### Work request
Print all of the data below exactly as it appears, leaving out every image.

### Data for the task
>>>

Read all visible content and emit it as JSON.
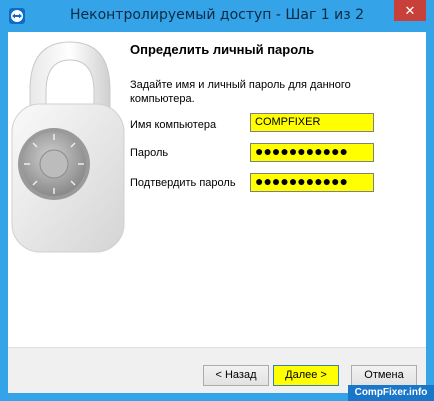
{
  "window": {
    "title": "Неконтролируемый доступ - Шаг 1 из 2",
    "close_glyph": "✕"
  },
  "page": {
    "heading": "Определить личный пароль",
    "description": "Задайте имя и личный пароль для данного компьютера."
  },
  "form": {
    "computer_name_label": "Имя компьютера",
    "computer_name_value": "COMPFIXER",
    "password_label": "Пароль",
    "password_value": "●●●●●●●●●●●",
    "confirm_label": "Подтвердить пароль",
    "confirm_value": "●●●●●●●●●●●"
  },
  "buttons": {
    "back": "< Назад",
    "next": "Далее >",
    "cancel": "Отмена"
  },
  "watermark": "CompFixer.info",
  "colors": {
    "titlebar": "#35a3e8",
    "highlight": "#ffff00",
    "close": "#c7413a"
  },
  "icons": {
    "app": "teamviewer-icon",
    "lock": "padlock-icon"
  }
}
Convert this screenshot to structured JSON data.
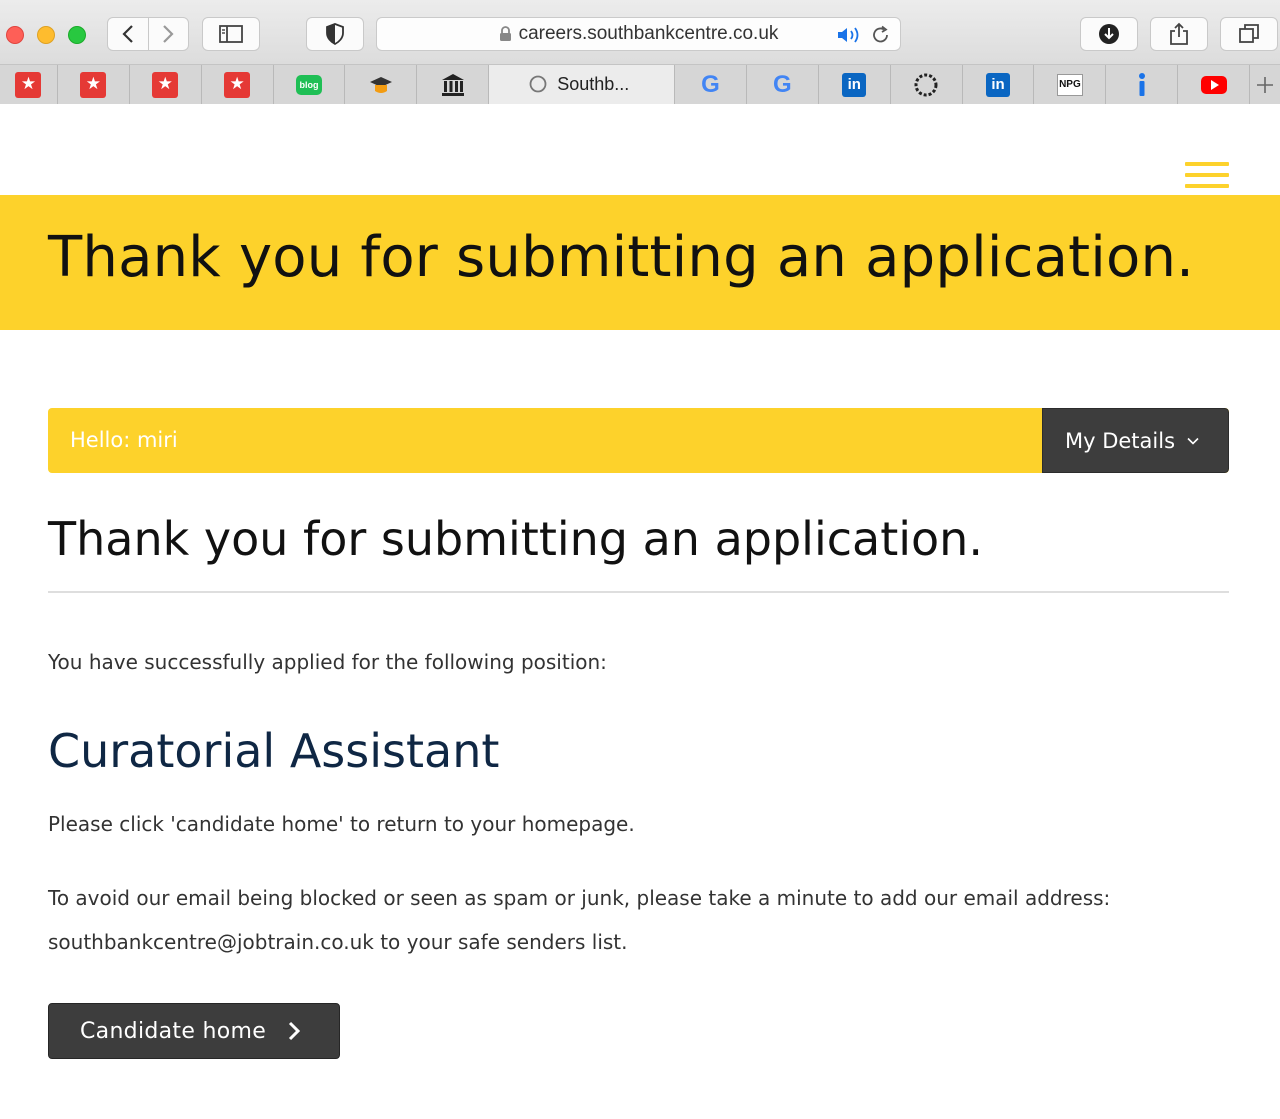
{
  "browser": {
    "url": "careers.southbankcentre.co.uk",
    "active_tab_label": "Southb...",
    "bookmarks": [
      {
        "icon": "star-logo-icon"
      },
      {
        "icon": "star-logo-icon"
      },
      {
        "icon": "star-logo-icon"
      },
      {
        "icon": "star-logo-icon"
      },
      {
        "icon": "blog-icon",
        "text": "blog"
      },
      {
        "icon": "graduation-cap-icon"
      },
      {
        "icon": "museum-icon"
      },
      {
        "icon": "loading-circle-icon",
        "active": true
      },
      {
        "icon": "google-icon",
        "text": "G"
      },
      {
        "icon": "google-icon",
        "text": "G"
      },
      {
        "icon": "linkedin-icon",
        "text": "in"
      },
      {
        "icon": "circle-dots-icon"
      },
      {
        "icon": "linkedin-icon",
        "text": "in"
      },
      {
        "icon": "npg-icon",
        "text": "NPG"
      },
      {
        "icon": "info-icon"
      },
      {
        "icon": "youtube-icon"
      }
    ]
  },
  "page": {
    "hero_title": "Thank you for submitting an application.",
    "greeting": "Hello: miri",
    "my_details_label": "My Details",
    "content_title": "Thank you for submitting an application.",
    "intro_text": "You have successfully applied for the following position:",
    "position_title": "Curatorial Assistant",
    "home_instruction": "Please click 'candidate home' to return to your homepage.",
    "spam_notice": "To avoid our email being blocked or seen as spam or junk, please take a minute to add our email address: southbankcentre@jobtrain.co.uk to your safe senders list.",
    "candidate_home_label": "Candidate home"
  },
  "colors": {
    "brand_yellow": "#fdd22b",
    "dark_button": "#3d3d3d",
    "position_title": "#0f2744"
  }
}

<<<

### Solution for this task
Read all visible content and emit it as JSON.
{
  "window": {
    "title": "Неконтролируемый доступ - Шаг 1 из 2",
    "close_glyph": "✕"
  },
  "page": {
    "heading": "Определить личный пароль",
    "description": "Задайте имя и личный пароль для данного компьютера."
  },
  "form": {
    "computer_name_label": "Имя компьютера",
    "computer_name_value": "COMPFIXER",
    "password_label": "Пароль",
    "password_value": "●●●●●●●●●●●",
    "confirm_label": "Подтвердить пароль",
    "confirm_value": "●●●●●●●●●●●"
  },
  "buttons": {
    "back": "< Назад",
    "next": "Далее >",
    "cancel": "Отмена"
  },
  "watermark": "CompFixer.info",
  "colors": {
    "titlebar": "#35a3e8",
    "highlight": "#ffff00",
    "close": "#c7413a"
  },
  "icons": {
    "app": "teamviewer-icon",
    "lock": "padlock-icon"
  }
}
Convert this screenshot to structured JSON data.
{
  "browser": {
    "url": "careers.southbankcentre.co.uk",
    "active_tab_label": "Southb...",
    "bookmarks": [
      {
        "icon": "star-logo-icon"
      },
      {
        "icon": "star-logo-icon"
      },
      {
        "icon": "star-logo-icon"
      },
      {
        "icon": "star-logo-icon"
      },
      {
        "icon": "blog-icon",
        "text": "blog"
      },
      {
        "icon": "graduation-cap-icon"
      },
      {
        "icon": "museum-icon"
      },
      {
        "icon": "loading-circle-icon",
        "active": true
      },
      {
        "icon": "google-icon",
        "text": "G"
      },
      {
        "icon": "google-icon",
        "text": "G"
      },
      {
        "icon": "linkedin-icon",
        "text": "in"
      },
      {
        "icon": "circle-dots-icon"
      },
      {
        "icon": "linkedin-icon",
        "text": "in"
      },
      {
        "icon": "npg-icon",
        "text": "NPG"
      },
      {
        "icon": "info-icon"
      },
      {
        "icon": "youtube-icon"
      }
    ]
  },
  "page": {
    "hero_title": "Thank you for submitting an application.",
    "greeting": "Hello: miri",
    "my_details_label": "My Details",
    "content_title": "Thank you for submitting an application.",
    "intro_text": "You have successfully applied for the following position:",
    "position_title": "Curatorial Assistant",
    "home_instruction": "Please click 'candidate home' to return to your homepage.",
    "spam_notice": "To avoid our email being blocked or seen as spam or junk, please take a minute to add our email address: southbankcentre@jobtrain.co.uk to your safe senders list.",
    "candidate_home_label": "Candidate home"
  },
  "colors": {
    "brand_yellow": "#fdd22b",
    "dark_button": "#3d3d3d",
    "position_title": "#0f2744"
  }
}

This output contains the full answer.